**ASSIGNED TASK:**
Please set down each record exactly as it appears, but leave out any pictures.

**DATA FOR REVIEW:**
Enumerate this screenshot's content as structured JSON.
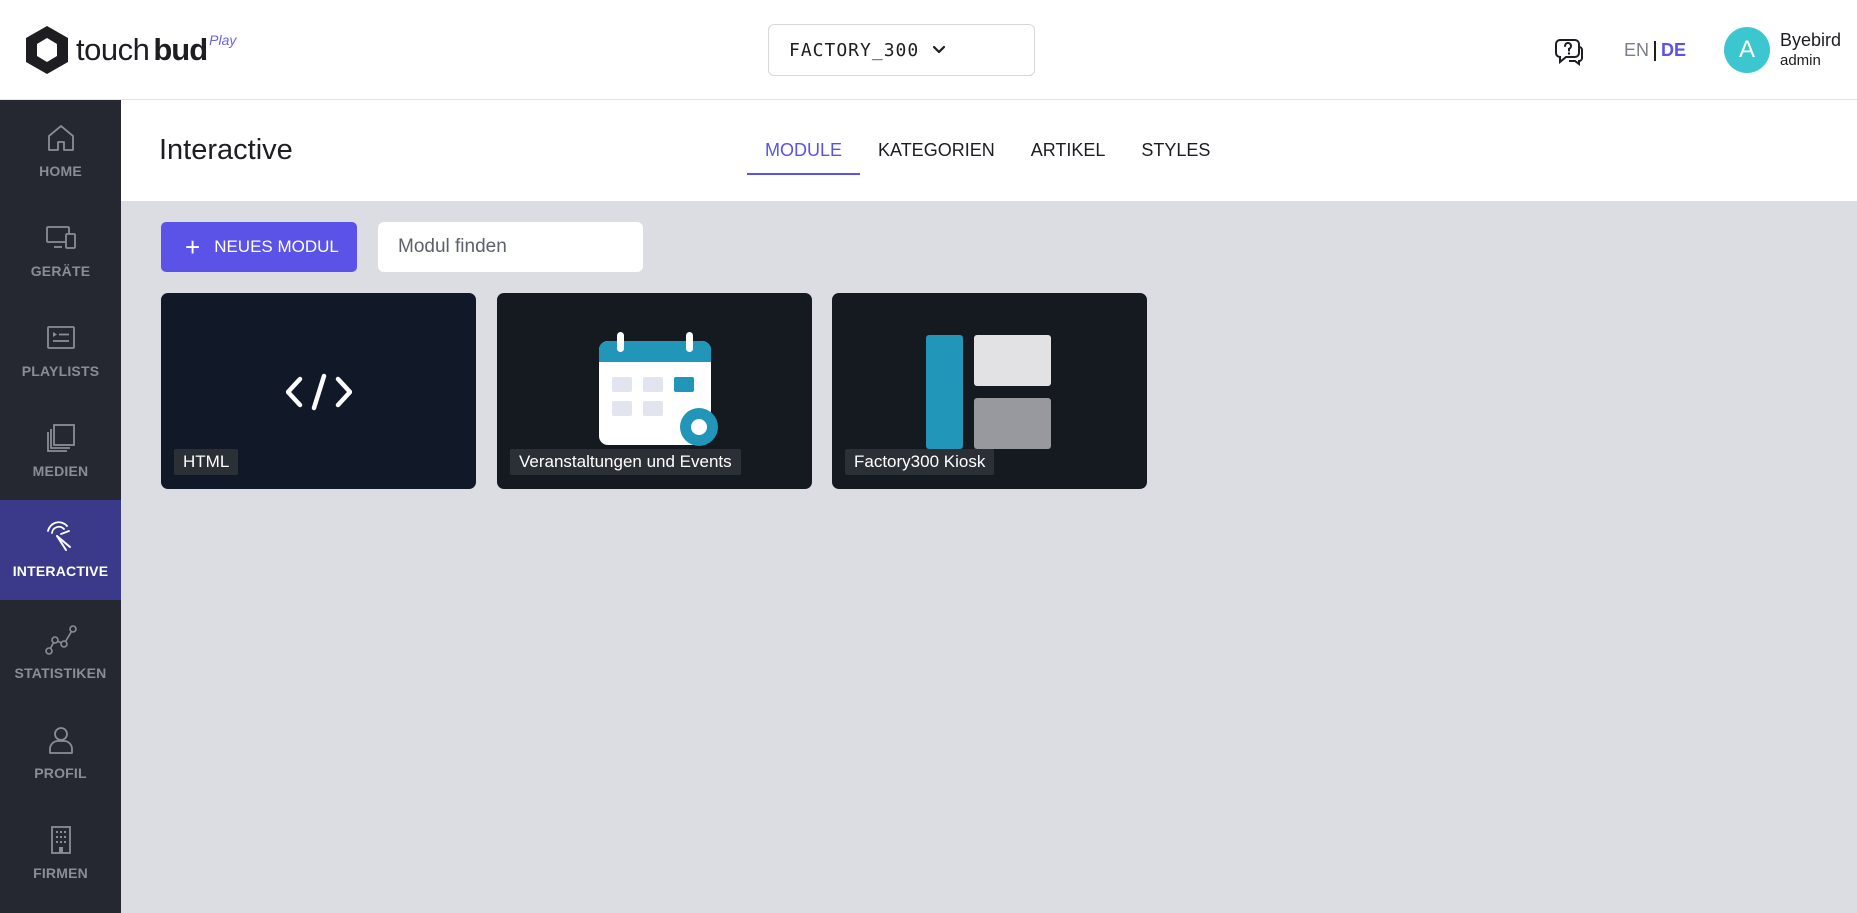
{
  "header": {
    "logo": {
      "touch": "touch",
      "bud": "bud",
      "play": "Play"
    },
    "factory_select": {
      "value": "FACTORY_300"
    },
    "language": {
      "en": "EN",
      "de": "DE",
      "active": "DE"
    },
    "user": {
      "initial": "A",
      "name": "Byebird",
      "role": "admin"
    }
  },
  "sidebar": {
    "items": [
      {
        "label": "HOME",
        "icon": "home-icon"
      },
      {
        "label": "GERÄTE",
        "icon": "devices-icon"
      },
      {
        "label": "PLAYLISTS",
        "icon": "playlist-icon"
      },
      {
        "label": "MEDIEN",
        "icon": "media-icon"
      },
      {
        "label": "INTERACTIVE",
        "icon": "touch-icon",
        "active": true
      },
      {
        "label": "STATISTIKEN",
        "icon": "stats-icon"
      },
      {
        "label": "PROFIL",
        "icon": "profile-icon"
      },
      {
        "label": "FIRMEN",
        "icon": "building-icon"
      }
    ]
  },
  "page": {
    "title": "Interactive",
    "tabs": [
      {
        "label": "MODULE",
        "active": true
      },
      {
        "label": "KATEGORIEN"
      },
      {
        "label": "ARTIKEL"
      },
      {
        "label": "STYLES"
      }
    ]
  },
  "toolbar": {
    "new_module_label": "NEUES MODUL",
    "search_placeholder": "Modul finden"
  },
  "modules": [
    {
      "label": "HTML",
      "icon": "code-icon"
    },
    {
      "label": "Veranstaltungen und Events",
      "icon": "calendar-icon"
    },
    {
      "label": "Factory300 Kiosk",
      "icon": "kiosk-layout-icon"
    }
  ],
  "colors": {
    "accent": "#5b53e8",
    "sidebar_bg": "#252830",
    "sidebar_active": "#3b3a8a",
    "avatar": "#3cc6cf",
    "teal": "#2196b8"
  }
}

**SOLUTION TO THE EXERCISE:**
Enumerate this screenshot's content as structured JSON.
{
  "header": {
    "logo": {
      "touch": "touch",
      "bud": "bud",
      "play": "Play"
    },
    "factory_select": {
      "value": "FACTORY_300"
    },
    "language": {
      "en": "EN",
      "de": "DE",
      "active": "DE"
    },
    "user": {
      "initial": "A",
      "name": "Byebird",
      "role": "admin"
    }
  },
  "sidebar": {
    "items": [
      {
        "label": "HOME",
        "icon": "home-icon"
      },
      {
        "label": "GERÄTE",
        "icon": "devices-icon"
      },
      {
        "label": "PLAYLISTS",
        "icon": "playlist-icon"
      },
      {
        "label": "MEDIEN",
        "icon": "media-icon"
      },
      {
        "label": "INTERACTIVE",
        "icon": "touch-icon",
        "active": true
      },
      {
        "label": "STATISTIKEN",
        "icon": "stats-icon"
      },
      {
        "label": "PROFIL",
        "icon": "profile-icon"
      },
      {
        "label": "FIRMEN",
        "icon": "building-icon"
      }
    ]
  },
  "page": {
    "title": "Interactive",
    "tabs": [
      {
        "label": "MODULE",
        "active": true
      },
      {
        "label": "KATEGORIEN"
      },
      {
        "label": "ARTIKEL"
      },
      {
        "label": "STYLES"
      }
    ]
  },
  "toolbar": {
    "new_module_label": "NEUES MODUL",
    "search_placeholder": "Modul finden"
  },
  "modules": [
    {
      "label": "HTML",
      "icon": "code-icon"
    },
    {
      "label": "Veranstaltungen und Events",
      "icon": "calendar-icon"
    },
    {
      "label": "Factory300 Kiosk",
      "icon": "kiosk-layout-icon"
    }
  ],
  "colors": {
    "accent": "#5b53e8",
    "sidebar_bg": "#252830",
    "sidebar_active": "#3b3a8a",
    "avatar": "#3cc6cf",
    "teal": "#2196b8"
  }
}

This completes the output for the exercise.